(RxWiki News) Prostate cancer does not always have to be treated. If it's slow growing, active surveillance may be the best course. For older men who have other conditions, prostate cancer probably ought to be left alone.
Men who are older and have a short life expectancy may do well to refuse treatment for less aggressive prostate cancers.
The disease is not likely to cause additional problems, while treatment could severely impact quality of life.
"You can choose to not have your prostate cancer treated."
Researchers at Yale University have come to this conclusion after analyzing nine years of Medicare data.
"Treatment can do more harm than good in some instances," said senior author on the study Cary Gross, M.D., associate professor of internal medicine at Yale School of Medicine.
"Among men who are older and have less aggressive forms of prostate cancer, their cancer is unlikely to progress or cause them harm in their remaining years."
Dr. Gross and colleagues found in their research of 39,270 men aged 67 and older that curative prostate cancer treatment has been increasing over the past decade.
Researchers found that treatment for men in this age group increased from 61.2 to 67.6 percent between 1998 and 2007. Dr. Gross, who is a member of the Yale Cancer Center, found the largest increases among men with moderate-risk disease who had the shortest life expectancy.
During this same period, prostate cancer treatment decreased among men with longer life expectancies and low-risk disease.
Dr. Gross notes that not treating prostate cancer that could be fatal would demonstrate poor quality care. However, aggressively managing disease that's not likely to get worse exposes patients to complications such as impotence and incontinence and serves only to increase medical costs.
Active surveillance is what the National Comprehensive Cancer Network practice guidelines in oncology recommend for men who fall into this category.

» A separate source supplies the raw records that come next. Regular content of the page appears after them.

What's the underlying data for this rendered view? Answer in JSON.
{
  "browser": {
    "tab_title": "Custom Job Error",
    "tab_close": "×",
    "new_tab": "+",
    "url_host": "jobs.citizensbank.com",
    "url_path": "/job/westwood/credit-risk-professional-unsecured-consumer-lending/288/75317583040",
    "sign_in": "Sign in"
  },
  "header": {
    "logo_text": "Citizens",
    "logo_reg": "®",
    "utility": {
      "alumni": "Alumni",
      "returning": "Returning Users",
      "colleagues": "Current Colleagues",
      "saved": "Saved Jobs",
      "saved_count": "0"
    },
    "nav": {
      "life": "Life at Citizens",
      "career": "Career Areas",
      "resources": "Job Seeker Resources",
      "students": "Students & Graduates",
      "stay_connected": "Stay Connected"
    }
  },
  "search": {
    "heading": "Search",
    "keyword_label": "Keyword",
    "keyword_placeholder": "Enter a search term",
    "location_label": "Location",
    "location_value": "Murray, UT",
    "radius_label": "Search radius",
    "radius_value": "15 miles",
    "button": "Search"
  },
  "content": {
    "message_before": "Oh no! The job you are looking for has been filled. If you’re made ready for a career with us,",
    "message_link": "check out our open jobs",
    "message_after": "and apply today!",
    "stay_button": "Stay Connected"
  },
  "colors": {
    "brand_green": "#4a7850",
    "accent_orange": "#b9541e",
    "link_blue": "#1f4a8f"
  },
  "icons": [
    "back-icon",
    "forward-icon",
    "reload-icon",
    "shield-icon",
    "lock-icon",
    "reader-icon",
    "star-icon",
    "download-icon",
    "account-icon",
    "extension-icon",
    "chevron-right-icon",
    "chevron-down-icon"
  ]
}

"Future work should explore how better to incorporate both cancer characteristics and patient life expectancy into decision making," Dr. Gross said.
A report on this study was published in the February 27, 2012 issue of Archives of Internal Medicine.
This research was funded by the National Cancer Institute and the James G. Hirsch Medical Student Research Fellowship.